The basketball season ends well before Currie formally starts his new job on May 1, so retiring AD Ron Wellman says he will make any major decisions “if there are major decisions to be made” — with both men saying Monday that they’ll keep an open line of communication during the transition.

Wellman and Currie spoke a day after the school announced the retirement of the longest-tenured AD in Division I and its selection of Currie, a Wake Forest alumnus and Wellman protege who ran the departments at Kansas State and Tennessee, as his successor.

The moves come with one of the school’s highest-profile programs at a crossroads, and the official transition date falls several weeks after the Demon Deacons’ season wraps up.

“I’ll be the one making those decisions, but there will be communication between John and me, for sure,” Wellman said.

Currie says he has confidence in whatever Wellman, who took over at Wake Forest in 1992, decides to do.

“Ron Wellman has made a career of incredible decisions for Wake Forest” and at his other schools, Currie said. “I have extraordinary trust and respect for Ron and President (Nathan) Hatch, and as we go along the road, I’m sure that I’ll be clued in when I need to be.”

The situation in men’s basketball certainly will need to be addressed — one way or another.

Coach Danny Manning is 65-90 overall and 24-64 in Atlantic Coast Conference play with one NCAA Tournament appearance in five seasons. Barring a miracle run in the postseason, the Demon Deacons (11-17, 4-12) are headed for their seventh losing season since 2010 — also the last year they finished above .500 in the league.

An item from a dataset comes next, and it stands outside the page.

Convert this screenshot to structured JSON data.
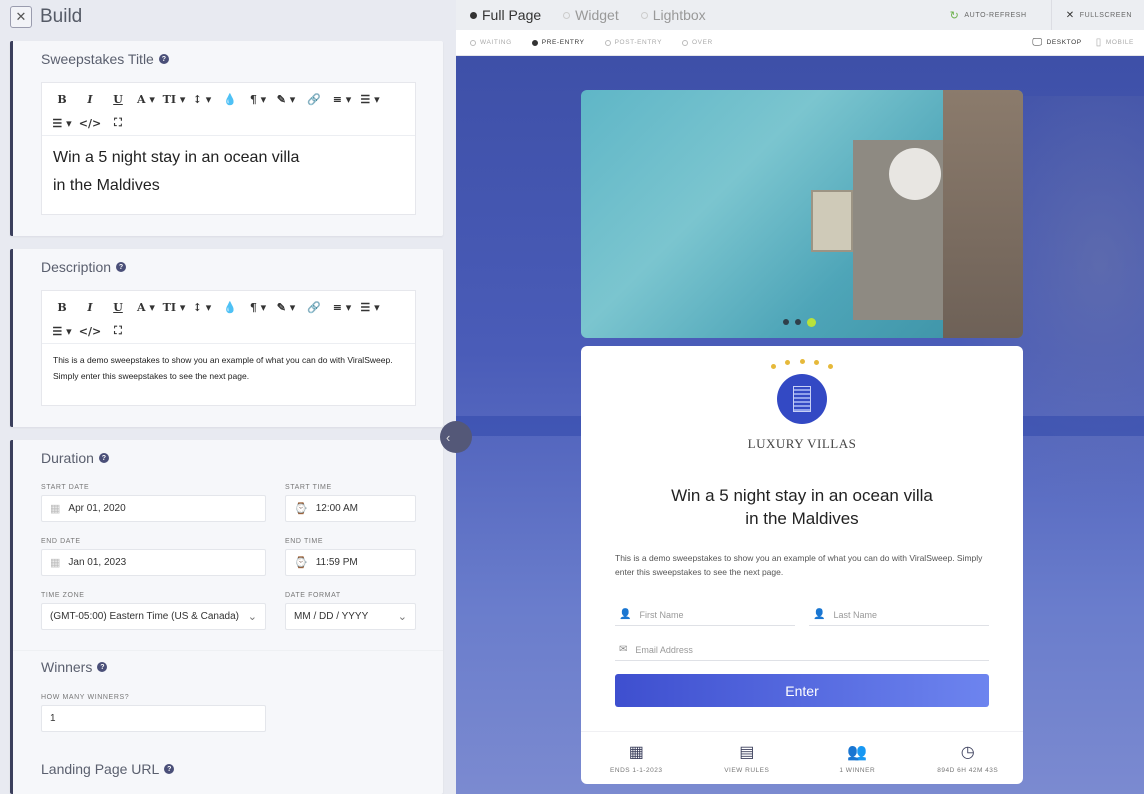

Nearly half of Manning’s losses here (44) have come by double figures. Of the 17 losses this season, nine have been by at least 20 points. That includes the worst loss in the three-decade history of Joel Coliseum — a 95-57 setback to North Carolina last month — but doesn’t include head-scratching home defeats by Houston Baptist and Gardner-Webb that, at least, were close. And the Demon Deacons still have to play No. 4 Duke and No. 14 Florida State later this week.

This year’s team entered Monday night’s games ranked last in the league in seven major stat categories, including scoring defense, scoring margin, shooting percentage, shooting percentage allowed and assist-to-turnover ratio.

Manning has said part of the problem is youth, with only one scholarship player — junior Brandon Childress — remaining from the 2017 team that reached the NCAA Tournament’s First Four.

Complicating matters, Manning received a contract extension before last season, but Wellman did not disclose the terms or the length of the deal, as is customary at the private school.

And the lack of recent success in that sport threatens to undercut the success the department is enjoying in other areas.

Dave Clawson’s football program has won three bowls in three years, the men’s tennis team won an NCAA title in 2018 — one of five team national titles Wake Forest has claimed since Wellman took over — and the school ranks No. 6 nationally and tops in the ACC in the standings for the Director’s Cup, given to the top overall athletic department.

Plus, several new facilities are sprinkled across campus, from the football program’s indoor practice facility that opened in 2016 to the sports performance center and new basketball practice building scheduled to open later this year.

But basketball has long been the signature sport in the ACC, and there’s no denying Wake Forest has lagged behind over much of the past decade.

“It needs to be resolved,” Wellman said. “We need to do better, and I am confident that we will.”